In the tool Define Projection we choose the scanned map as Input Dataset (Fig.2 red 1.) and the coordiante system that is defined in the description of the map (Fig.2 red 2.).

Fig. 2 Input of parameters

### step 2: preparation of the georeferenciation

Now we need to adjust the visibility of the Georeferencing Toolbar. Look at Fig. 3 an follow the four steps.

First open the Editor (red 1.). There we choose Toolbar options ->Customize (red 2.) and a list with available toolbars will be opened (rot 3.). Now search for the Georeferencing and check it. The Toolbar shows up in your working window (red 4.).

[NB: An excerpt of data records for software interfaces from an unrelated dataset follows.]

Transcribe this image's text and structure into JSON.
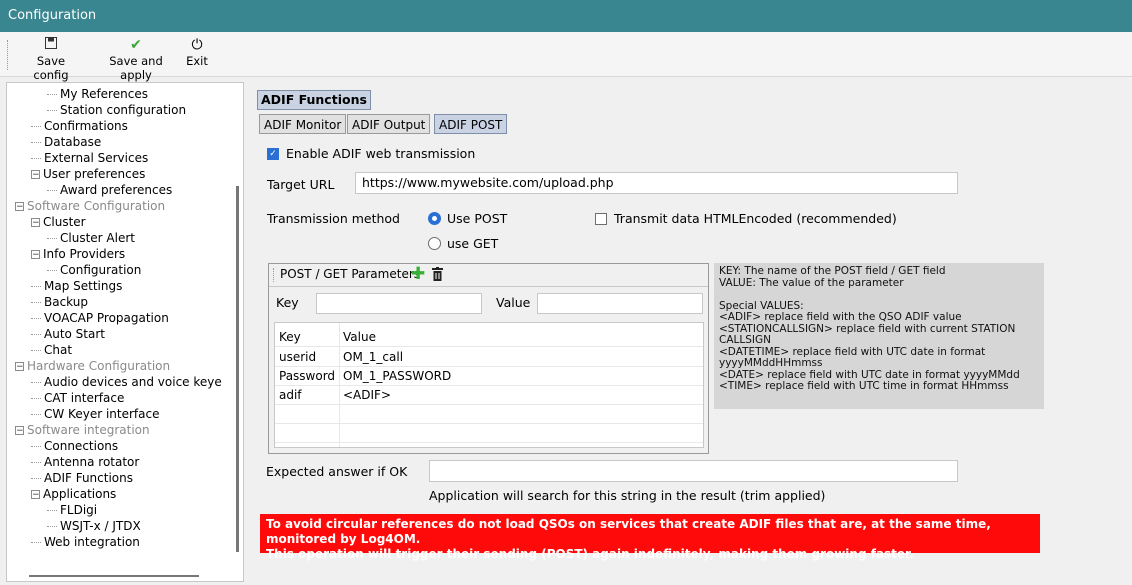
{
  "window": {
    "title": "Configuration"
  },
  "toolbar": {
    "buttons": [
      {
        "label": "Save config",
        "icon": "floppy-disk-icon"
      },
      {
        "label": "Save and apply",
        "icon": "green-check-icon"
      },
      {
        "label": "Exit",
        "icon": "power-icon"
      }
    ]
  },
  "tree": {
    "items": [
      {
        "label": "My References",
        "kind": "leaf"
      },
      {
        "label": "Station configuration",
        "kind": "leaf"
      },
      {
        "label": "Confirmations",
        "kind": "leaf"
      },
      {
        "label": "Database",
        "kind": "leaf"
      },
      {
        "label": "External Services",
        "kind": "leaf"
      },
      {
        "label": "User preferences",
        "kind": "node"
      },
      {
        "label": "Award preferences",
        "kind": "leaf"
      },
      {
        "label": "Software Configuration",
        "kind": "category"
      },
      {
        "label": "Cluster",
        "kind": "node"
      },
      {
        "label": "Cluster Alert",
        "kind": "leaf"
      },
      {
        "label": "Info Providers",
        "kind": "node"
      },
      {
        "label": "Configuration",
        "kind": "leaf"
      },
      {
        "label": "Map Settings",
        "kind": "leaf"
      },
      {
        "label": "Backup",
        "kind": "leaf"
      },
      {
        "label": "VOACAP Propagation",
        "kind": "leaf"
      },
      {
        "label": "Auto Start",
        "kind": "leaf"
      },
      {
        "label": "Chat",
        "kind": "leaf"
      },
      {
        "label": "Hardware Configuration",
        "kind": "category"
      },
      {
        "label": "Audio devices and voice keye",
        "kind": "leaf"
      },
      {
        "label": "CAT interface",
        "kind": "leaf"
      },
      {
        "label": "CW Keyer interface",
        "kind": "leaf"
      },
      {
        "label": "Software integration",
        "kind": "category"
      },
      {
        "label": "Connections",
        "kind": "leaf"
      },
      {
        "label": "Antenna rotator",
        "kind": "leaf"
      },
      {
        "label": "ADIF Functions",
        "kind": "leaf"
      },
      {
        "label": "Applications",
        "kind": "node"
      },
      {
        "label": "FLDigi",
        "kind": "leaf"
      },
      {
        "label": "WSJT-x / JTDX",
        "kind": "leaf"
      },
      {
        "label": "Web integration",
        "kind": "leaf"
      }
    ]
  },
  "main": {
    "section_title": "ADIF Functions",
    "tabs": [
      "ADIF Monitor",
      "ADIF Output",
      "ADIF POST"
    ],
    "active_tab": "ADIF POST",
    "enable_label": "Enable ADIF web transmission",
    "enable_checked": true,
    "target_url_label": "Target URL",
    "target_url_value": "https://www.mywebsite.com/upload.php",
    "method_label": "Transmission method",
    "use_post_label": "Use POST",
    "use_get_label": "use GET",
    "selected_method": "Use POST",
    "encode_label": "Transmit data HTMLEncoded (recommended)",
    "encode_checked": false,
    "params": {
      "title": "POST / GET Parameters",
      "key_label": "Key",
      "value_label": "Value",
      "key_input": "",
      "value_input": "",
      "columns": [
        "Key",
        "Value"
      ],
      "rows": [
        [
          "userid",
          "OM_1_call"
        ],
        [
          "Password",
          "OM_1_PASSWORD"
        ],
        [
          "adif",
          "<ADIF>"
        ]
      ]
    },
    "info_lines": [
      "KEY: The name of the POST field / GET field",
      "VALUE: The value of the parameter",
      "",
      "Special VALUES:",
      "<ADIF> replace field with the QSO ADIF value",
      "<STATIONCALLSIGN> replace field with current STATION CALLSIGN",
      "<DATETIME> replace field with UTC date in format yyyyMMddHHmmss",
      "<DATE> replace field with UTC date in format yyyyMMdd",
      "<TIME> replace field with UTC time in format HHmmss"
    ],
    "expected_label": "Expected answer if OK",
    "expected_value": "",
    "expected_hint": "Application will search for this string in the result (trim applied)",
    "warning_lines": [
      "To avoid circular references do not load QSOs on services that create ADIF files that are, at the same time, monitored by Log4OM.",
      "This operation will trigger their sending (POST) again indefinitely, making them growing faster."
    ],
    "colors": {
      "warning_bg": "#ff0a0a",
      "accent": "#2a6fd3",
      "titlebar": "#3a8690"
    }
  }
}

### step 3: georeferencing

Zoom to the upper left edge of the map and search for a crossing of a longitude and latitude. Now create a point on this cross using the function Add Control Points (Fig.4 red 1.). After marking the point use a right-click (red 2.) and choose the option Input X and Y: a window will open (red 3.) where you can record your pairs of input and output coordinates. Record the values that belongs to the latitude and longitude as Y- and X-value. Do this for the other three edges of the map as well! if you don’t want to struggle with auto-projection use always opposing pairs (lower left, upper right, upper left, lower right).

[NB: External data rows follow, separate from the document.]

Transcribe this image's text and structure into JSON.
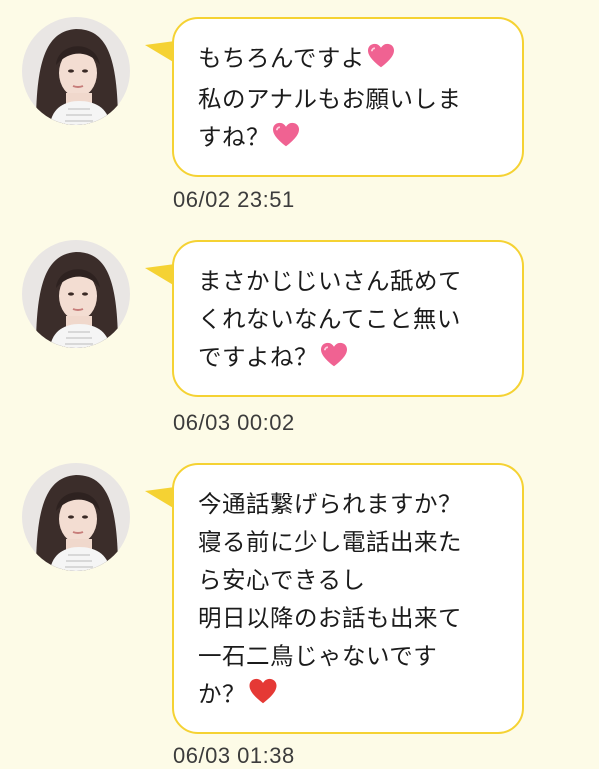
{
  "messages": [
    {
      "lines": [
        "もちろんですよ",
        "私のアナルもお願いしま",
        "すね？"
      ],
      "timestamp": "06/02 23:51",
      "emoji": "pink-heart-icon"
    },
    {
      "lines": [
        "まさかじじいさん舐めて",
        "くれないなんてこと無い",
        "ですよね？"
      ],
      "timestamp": "06/03 00:02",
      "emoji": "pink-heart-icon"
    },
    {
      "lines": [
        "今通話繋げられますか？",
        "寝る前に少し電話出来た",
        "ら安心できるし",
        "明日以降のお話も出来て",
        "一石二鳥じゃないです",
        "か？"
      ],
      "timestamp": "06/03 01:38",
      "emoji": "red-heart-icon"
    }
  ],
  "colors": {
    "background": "#fdfbe7",
    "bubble_border": "#f5d233",
    "bubble_fill": "#ffffff",
    "pink_heart": "#f06292",
    "red_heart": "#e53935"
  }
}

As the transformation we will use 1st Order Polynomial (look here: Georeferencing->Transformation. The result of the transformation needs to be exported (Fig.5) using a right-click on the layer: Data->Export Data. It is important to give a name, file format and the storage place for the resulting raster in the Export Data dialogue.

Fig.5 export as TIFF

### step 4 – quality control

As a minimal quality control you should compare the coordinates of the map and the shown coordinates on the program. The “new” coordinates will eb shown on the lower right part of the working window. If they match you have done everything right.

You can follow the steps needed using this video-tutorial:

### Related Post

• Iqbal

Really very good post for newly students learn Arcgis

• Olexandr Kalaur

Hello. Thank you for your job! It’s really hard to seek qualified information as well as find geography tutor, also they are very expensive https://preply.com/en/skype/geography-tutors on this website ask 15\$ per hour in average, so pupil will spend about 500\$ monthly. Terrible!